» Work item
Lines of the data that contain the word "icon" are the ones to copy.

» Data under study
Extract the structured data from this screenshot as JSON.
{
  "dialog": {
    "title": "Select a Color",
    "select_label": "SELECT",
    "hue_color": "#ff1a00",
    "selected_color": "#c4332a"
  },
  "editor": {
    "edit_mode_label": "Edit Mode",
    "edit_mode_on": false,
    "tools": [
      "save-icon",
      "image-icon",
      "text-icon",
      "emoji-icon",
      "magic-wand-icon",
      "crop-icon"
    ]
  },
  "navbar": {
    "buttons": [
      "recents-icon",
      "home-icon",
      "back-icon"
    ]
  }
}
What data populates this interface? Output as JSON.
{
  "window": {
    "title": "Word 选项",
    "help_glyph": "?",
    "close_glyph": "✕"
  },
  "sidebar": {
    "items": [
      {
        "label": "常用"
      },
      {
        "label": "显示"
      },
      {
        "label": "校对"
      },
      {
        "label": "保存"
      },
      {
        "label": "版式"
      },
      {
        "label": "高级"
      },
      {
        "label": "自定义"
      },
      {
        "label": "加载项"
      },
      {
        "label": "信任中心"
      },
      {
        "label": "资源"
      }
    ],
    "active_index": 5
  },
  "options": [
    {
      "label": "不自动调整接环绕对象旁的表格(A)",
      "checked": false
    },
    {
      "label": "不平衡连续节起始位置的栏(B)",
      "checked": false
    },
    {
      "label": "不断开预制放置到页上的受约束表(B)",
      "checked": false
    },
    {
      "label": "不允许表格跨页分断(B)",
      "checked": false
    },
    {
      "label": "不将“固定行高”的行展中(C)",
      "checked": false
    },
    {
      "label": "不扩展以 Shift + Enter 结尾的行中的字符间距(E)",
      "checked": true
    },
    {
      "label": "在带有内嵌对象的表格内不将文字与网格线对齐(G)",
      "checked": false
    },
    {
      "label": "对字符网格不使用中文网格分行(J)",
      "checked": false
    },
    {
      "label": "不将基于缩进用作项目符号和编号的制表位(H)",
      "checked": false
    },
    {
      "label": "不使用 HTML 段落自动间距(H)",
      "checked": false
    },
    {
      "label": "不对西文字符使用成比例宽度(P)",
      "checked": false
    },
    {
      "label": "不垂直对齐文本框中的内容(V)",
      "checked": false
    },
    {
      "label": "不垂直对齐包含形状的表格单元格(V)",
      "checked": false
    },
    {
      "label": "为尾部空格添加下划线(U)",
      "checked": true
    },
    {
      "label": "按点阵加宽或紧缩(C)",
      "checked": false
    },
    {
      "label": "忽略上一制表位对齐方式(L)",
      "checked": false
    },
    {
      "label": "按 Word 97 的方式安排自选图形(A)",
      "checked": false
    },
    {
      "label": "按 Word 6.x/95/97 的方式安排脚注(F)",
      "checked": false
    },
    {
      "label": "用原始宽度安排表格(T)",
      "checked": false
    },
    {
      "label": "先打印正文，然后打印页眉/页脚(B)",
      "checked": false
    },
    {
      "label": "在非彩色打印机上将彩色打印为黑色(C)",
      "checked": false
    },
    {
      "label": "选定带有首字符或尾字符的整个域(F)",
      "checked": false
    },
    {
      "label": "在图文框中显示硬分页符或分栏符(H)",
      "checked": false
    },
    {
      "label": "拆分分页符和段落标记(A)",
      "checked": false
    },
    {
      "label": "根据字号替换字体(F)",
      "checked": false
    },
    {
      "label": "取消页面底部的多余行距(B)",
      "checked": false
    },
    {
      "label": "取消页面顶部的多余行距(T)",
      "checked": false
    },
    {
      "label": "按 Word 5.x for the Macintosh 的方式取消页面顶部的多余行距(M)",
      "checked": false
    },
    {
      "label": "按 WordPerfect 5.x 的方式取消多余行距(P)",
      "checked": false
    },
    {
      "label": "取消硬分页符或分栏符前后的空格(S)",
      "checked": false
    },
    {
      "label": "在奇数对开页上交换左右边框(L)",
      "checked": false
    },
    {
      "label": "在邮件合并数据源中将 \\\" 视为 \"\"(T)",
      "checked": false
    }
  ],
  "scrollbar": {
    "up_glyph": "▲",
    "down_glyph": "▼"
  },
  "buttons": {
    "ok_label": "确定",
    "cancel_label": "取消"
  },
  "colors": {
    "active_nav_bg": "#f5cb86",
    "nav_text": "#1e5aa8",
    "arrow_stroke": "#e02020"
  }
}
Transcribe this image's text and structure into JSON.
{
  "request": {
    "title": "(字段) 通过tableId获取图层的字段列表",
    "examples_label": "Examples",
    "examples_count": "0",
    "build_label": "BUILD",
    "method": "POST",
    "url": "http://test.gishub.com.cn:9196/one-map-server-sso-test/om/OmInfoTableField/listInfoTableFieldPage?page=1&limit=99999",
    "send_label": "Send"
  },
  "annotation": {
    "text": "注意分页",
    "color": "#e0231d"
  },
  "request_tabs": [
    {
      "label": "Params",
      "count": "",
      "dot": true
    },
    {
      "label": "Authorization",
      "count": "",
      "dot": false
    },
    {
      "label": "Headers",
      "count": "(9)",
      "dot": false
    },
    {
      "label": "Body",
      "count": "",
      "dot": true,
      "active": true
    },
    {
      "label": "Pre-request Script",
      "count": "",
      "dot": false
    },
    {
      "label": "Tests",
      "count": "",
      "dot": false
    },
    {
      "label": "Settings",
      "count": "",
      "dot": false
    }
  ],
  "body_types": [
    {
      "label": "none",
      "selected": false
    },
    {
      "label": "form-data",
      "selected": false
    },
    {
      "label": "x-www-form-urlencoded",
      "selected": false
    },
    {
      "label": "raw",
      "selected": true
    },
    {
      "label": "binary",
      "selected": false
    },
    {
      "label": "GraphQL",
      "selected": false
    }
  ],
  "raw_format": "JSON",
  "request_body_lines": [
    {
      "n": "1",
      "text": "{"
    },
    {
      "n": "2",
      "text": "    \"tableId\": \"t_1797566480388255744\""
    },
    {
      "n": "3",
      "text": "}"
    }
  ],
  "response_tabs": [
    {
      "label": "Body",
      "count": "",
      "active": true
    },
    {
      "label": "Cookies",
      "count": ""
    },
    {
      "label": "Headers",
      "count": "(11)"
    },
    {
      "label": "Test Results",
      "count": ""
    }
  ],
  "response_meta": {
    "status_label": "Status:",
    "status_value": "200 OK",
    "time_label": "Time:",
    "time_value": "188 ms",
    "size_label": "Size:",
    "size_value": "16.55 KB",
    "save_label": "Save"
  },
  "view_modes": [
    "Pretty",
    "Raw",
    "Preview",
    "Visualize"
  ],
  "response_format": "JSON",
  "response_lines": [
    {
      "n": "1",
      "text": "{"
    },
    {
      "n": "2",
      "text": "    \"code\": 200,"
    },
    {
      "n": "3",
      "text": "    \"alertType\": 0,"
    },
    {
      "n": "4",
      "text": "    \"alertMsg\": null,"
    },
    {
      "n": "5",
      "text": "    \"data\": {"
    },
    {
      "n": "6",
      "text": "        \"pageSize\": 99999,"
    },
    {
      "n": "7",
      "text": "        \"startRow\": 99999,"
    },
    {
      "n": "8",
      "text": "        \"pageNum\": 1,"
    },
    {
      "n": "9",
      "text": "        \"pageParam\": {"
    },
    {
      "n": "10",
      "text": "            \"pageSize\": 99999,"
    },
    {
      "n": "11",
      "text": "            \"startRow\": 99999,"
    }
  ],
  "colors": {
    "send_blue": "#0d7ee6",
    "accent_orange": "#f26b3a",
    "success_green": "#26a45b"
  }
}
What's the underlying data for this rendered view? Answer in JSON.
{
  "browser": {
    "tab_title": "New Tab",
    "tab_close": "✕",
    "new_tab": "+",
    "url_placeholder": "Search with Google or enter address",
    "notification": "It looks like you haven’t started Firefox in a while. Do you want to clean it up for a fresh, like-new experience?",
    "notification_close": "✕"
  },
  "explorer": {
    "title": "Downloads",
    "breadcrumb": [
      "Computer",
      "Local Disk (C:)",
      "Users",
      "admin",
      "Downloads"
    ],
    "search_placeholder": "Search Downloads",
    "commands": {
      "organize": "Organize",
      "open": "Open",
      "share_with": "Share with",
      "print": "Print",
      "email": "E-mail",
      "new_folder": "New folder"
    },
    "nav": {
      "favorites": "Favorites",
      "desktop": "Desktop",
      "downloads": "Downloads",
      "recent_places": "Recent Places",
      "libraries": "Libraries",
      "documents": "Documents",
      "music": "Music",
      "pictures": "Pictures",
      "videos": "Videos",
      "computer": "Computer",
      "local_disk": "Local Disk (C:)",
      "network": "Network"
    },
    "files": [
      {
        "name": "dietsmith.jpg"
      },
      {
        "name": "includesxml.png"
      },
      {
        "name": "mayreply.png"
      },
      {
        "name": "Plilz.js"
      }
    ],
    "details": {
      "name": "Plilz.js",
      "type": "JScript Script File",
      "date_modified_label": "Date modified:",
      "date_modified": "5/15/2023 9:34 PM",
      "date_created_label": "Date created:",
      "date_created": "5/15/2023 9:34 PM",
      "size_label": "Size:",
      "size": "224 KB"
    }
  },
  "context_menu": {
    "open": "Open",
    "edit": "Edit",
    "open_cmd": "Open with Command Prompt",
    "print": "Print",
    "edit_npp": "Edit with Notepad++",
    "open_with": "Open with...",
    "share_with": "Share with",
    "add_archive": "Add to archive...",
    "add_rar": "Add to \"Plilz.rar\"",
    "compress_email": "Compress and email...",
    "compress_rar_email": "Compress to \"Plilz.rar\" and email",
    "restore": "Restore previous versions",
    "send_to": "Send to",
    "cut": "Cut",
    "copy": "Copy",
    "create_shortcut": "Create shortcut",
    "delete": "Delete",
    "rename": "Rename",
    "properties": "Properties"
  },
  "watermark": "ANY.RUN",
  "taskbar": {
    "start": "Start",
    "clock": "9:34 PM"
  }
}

» Answer space
      "save-icon",
      "image-icon",
      "text-icon",
      "emoji-icon",
      "magic-wand-icon",
      "crop-icon"
      "recents-icon",
      "home-icon",
      "back-icon"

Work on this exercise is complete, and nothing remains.